- Calif high-speed rail gets $624 million more (SF Chronicle)
California received an additional $624 million to start building the $43 billion statewide high-speed rail system in the Central Valley - money that will likely be used to take the initial stretch of rail south to Bakersfield. Transportation Secretary Ray LaHood announced Thursday that $1.2 billion in federal high-speed rail funds allocated to Wisconsin and Ohio would be rerouted to other states. Wisconsin and Ohio elected Republican governors who oppose high-speed rail and have asked to spend the funds instead on highway projects.
- Chauncey Bailey murder case: Most evidence in plot to kill witnesses can be used (Chauncey Baily Project)
Most of the evidence collected during an investigation of a suspected plot to kill witnesses in the Chauncey Bailey murder case can be used against co-defendants Yusuf Bey IV and Antoine Mackey, a judge ruled late Thursday. At issue was how much of the material was protected by attorney-client privilege because it involved Bey IV's former lawyer, Lorna Patton Brown.
- State rolls back diesel pollution limits (California Watch)
State officials are taking a step back from reducing air pollution. The California Air Resources Board is planning on rolling back diesel emission limits for trucks, buses, bulldozers, backhoes and other construction equipment.
A Senate vote Thursday dealt a death blow to repeal of the "don't ask, don't tell" ban on openly gay members of the military, delivering a setback to President Obama one week after a Pentagon study urged an end to the Clinton-era ban.
More than 50 narcotics agents faced an outburst of protests as they swooped into Santa Clara County locations Thursday to serve warrants against MediLeaf medical marijuana dispensaries. It was the latest in a series of actions against medical marijuana clubs and came the same day prosecutors filed the county's first charges against a man they say is illegally profiting from selling medical marijuana.
Muni drivers are increasingly dumping riders off at stops before their destination as a way to cope with train delays and traffic jams. In response to supervisors’ concerns, Muni has issued a report that details how often its light-rail vehicles turn around before reaching their terminus, a manuever called a short turn or switchback.

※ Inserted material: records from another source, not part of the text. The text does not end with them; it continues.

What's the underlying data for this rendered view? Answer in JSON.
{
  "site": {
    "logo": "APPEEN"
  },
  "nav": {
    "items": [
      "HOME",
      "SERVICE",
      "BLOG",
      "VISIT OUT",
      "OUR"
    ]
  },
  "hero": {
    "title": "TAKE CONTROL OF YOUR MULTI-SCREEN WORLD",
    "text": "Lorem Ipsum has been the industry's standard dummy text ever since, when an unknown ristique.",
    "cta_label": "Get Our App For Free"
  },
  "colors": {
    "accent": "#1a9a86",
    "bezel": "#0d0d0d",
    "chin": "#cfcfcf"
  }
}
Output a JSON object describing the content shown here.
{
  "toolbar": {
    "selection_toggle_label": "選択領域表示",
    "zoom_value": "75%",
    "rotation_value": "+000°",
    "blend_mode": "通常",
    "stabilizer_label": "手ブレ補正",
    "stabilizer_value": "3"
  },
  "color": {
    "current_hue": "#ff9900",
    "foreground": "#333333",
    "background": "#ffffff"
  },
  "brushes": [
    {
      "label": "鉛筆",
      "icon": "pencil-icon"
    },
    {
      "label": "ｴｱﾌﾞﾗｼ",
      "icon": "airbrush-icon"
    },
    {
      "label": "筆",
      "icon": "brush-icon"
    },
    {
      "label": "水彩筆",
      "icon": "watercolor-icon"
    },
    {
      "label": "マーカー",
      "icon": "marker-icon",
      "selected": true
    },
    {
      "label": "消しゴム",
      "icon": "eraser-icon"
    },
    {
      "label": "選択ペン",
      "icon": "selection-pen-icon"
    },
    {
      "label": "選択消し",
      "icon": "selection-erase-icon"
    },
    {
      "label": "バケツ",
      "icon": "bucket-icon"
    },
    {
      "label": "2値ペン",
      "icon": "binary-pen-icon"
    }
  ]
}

A judge Thursday dismissed felony kidnapping and false imprisonment charges against a distraught Antioch man who caused a Veterans Day traffic snarl on the Bay Bridge. Craig Carlos-Valentino, 52, was arrested Nov. 11 after he stopped on the westbound upper deck of the bridge just past the Treasure Island tunnel, and allegedly phoned in a bomb threat. He has been in custody on $750,000 bail since then. He still faces felony counts of child endangerment and making a false bomb threat, as well as misdemeanor counts of brandishing a firearm and delaying or resisting police.
A few days after Amber Yust visited the Department of Motor Vehicles in San Francisco to register her sex change from male to female, she got a letter at home from the DMV employee who had handled her application. Homosexual acts, he informed her, were "an abomination that leads to hell." The same day, Yust said, a DVD arrived from a fundamentalist church warning of eternal damnation for anyone "possessed by demons" of homosexuality. The DMV employee's letter had referred her to the church's website as a source of "critical information for your salvation."
Kelly Fergusson's second stint as mayor could end before it truly begins. The Menlo Park City Council's 3-2 vote Tuesday declaring Fergusson mayor will become null and void shortly after 3 p.m. today. To retake the reins, she will have to muster at least two votes again, in addition to her own. On Thursday, Fergusson admitted in a written statement that before Tuesday's meeting she had discussed the upcoming vote for mayor with two council colleagues in separate conversations. That, City Attorney Bill McClure has concluded, was an "apparent" violation of the state's open-government law, known as the Brown Act.
Despite San Francisco's famous hills and a court order that halted the striping of new bike lanes for three years, bicycling has increased 58 percent in the city since 2006, according to new data found in the city's 2010 Bicycle Count report.